In a deal that would give a firmer foothold in luxury fashion to Michael Kors Holdings, the company, which is already the owner of Jimmy Choo, is said to be finalizing a deal to acquire Gianni Versace SpA that would value the company based in Italy, at over $2.35 billion.
According to those close to the negotiations, both parties could announce this deal as soon as this week.
For Kors, who is best known for affordable luxury handbags and appearances he makes on Project Runway the popular design competition show, the buyout would be a big step in building a bigger and more efficient holding company that would become a rival of LVMH the heavyweight conglomerate in France that owns Fendi, Givenchy and Louis Vuitton and Kering, the owner of Balenciage, Gucci and Saint Laurent.
While a similar conglomerate in the U.S. does not compare in terms of resources or scale, this could become the start of a new power-play entity in the U.S.
Tapestry, the owner of Coach, has adopted somewhat of a similar type model after acquiring Stuart Weitzman and Kate Spade.
The Versace family has been majority owners of the company since the start of the business, with Blackstone Group, a private equity company, having a stake of 20%. For the popular Italian brand, the last 12 months have been momentous beginning with the tribute collection of Donatella Versace the creative director last September at Milan Fashion Week. The tribute was an ode to late brother Gianni, who designed all the collections prior to his 1997 death, after which control of the business was assumed by Donatella.
Since that time, a TV show about the murder of Gianni aired and won an Emmy, a collaboration was unveiled involving Kith, and Donatella was the Met Gala co-host, and received an honor from the CFDA.
In addition, the company implemented a new no-fur policy this year.
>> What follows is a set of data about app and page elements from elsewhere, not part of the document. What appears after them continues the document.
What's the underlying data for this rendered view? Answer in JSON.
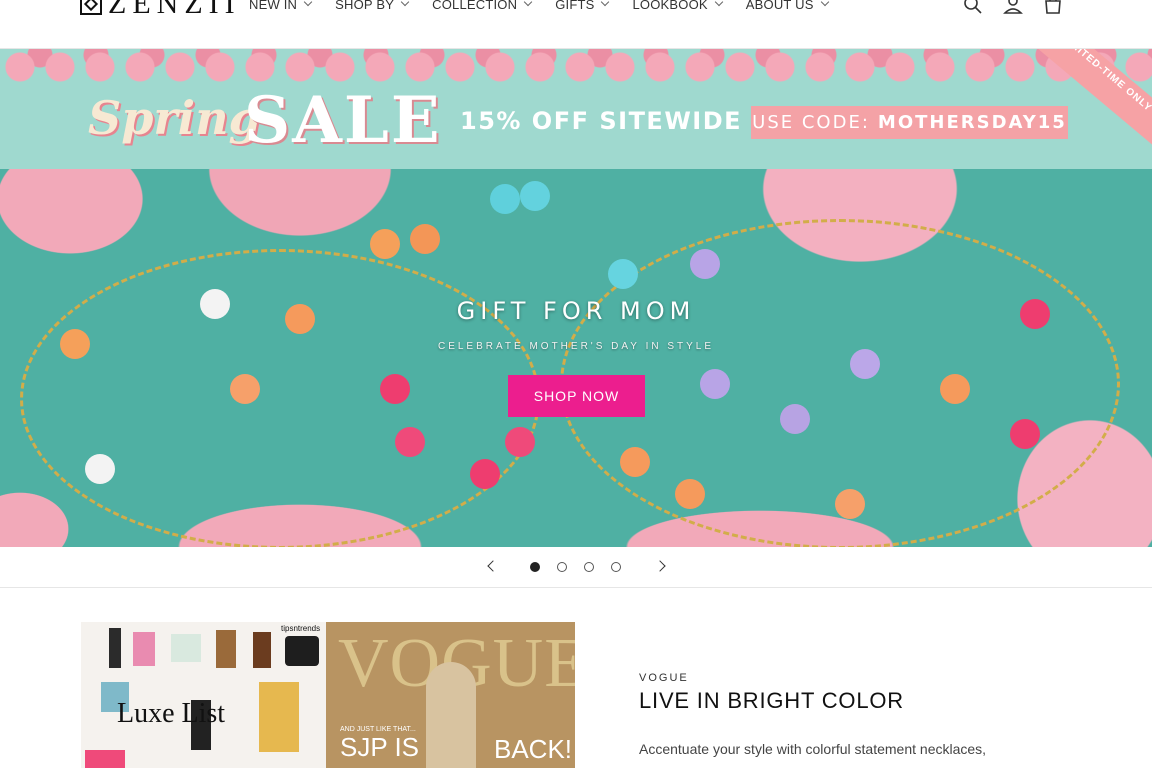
{
  "brand": {
    "name": "ZENZII"
  },
  "nav": {
    "items": [
      {
        "label": "NEW IN"
      },
      {
        "label": "SHOP BY"
      },
      {
        "label": "COLLECTION"
      },
      {
        "label": "GIFTS"
      },
      {
        "label": "LOOKBOOK"
      },
      {
        "label": "ABOUT US"
      }
    ]
  },
  "header_icons": [
    "search-icon",
    "account-icon",
    "cart-icon"
  ],
  "sale_banner": {
    "script_word": "Spring",
    "word": "SALE",
    "offer": "15% OFF SITEWIDE",
    "code_label": "USE CODE:",
    "code": "MOTHERSDAY15",
    "ribbon": "LIMITED-TIME ONLY"
  },
  "hero": {
    "title": "GIFT FOR MOM",
    "subtitle": "CELEBRATE MOTHER'S DAY IN STYLE",
    "button": "SHOP NOW",
    "button_color": "#ec1e8e"
  },
  "slider": {
    "slides": 4,
    "active": 1
  },
  "feature": {
    "image": {
      "magazine": "VOGUE",
      "left_text": "Luxe List",
      "sjp": "SJP IS",
      "back": "BACK!",
      "caption": "AND JUST LIKE THAT...",
      "tipsntrends": "tipsntrends"
    },
    "eyebrow": "VOGUE",
    "title": "LIVE IN BRIGHT COLOR",
    "body": "Accentuate your style with colorful statement necklaces,"
  },
  "colors": {
    "banner_bg": "#9fd9cf",
    "hero_bg": "#4fb0a3",
    "code_bg": "#f4a2a6"
  }
}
Michael Kors announced in 2017 it also was going fur-free, which makes the acquisition of Versace more in line with the values of the company.
Michael Kors brand has suffered sales losses of recent and has attempted to offset them with the improvement of product quality and reducing the number of discounts.
Selling at mass market discount stores and off-price retailers lowered the image of the brand to customers, which is something the Coach brand struggled with as well, but is attempting to rebound from.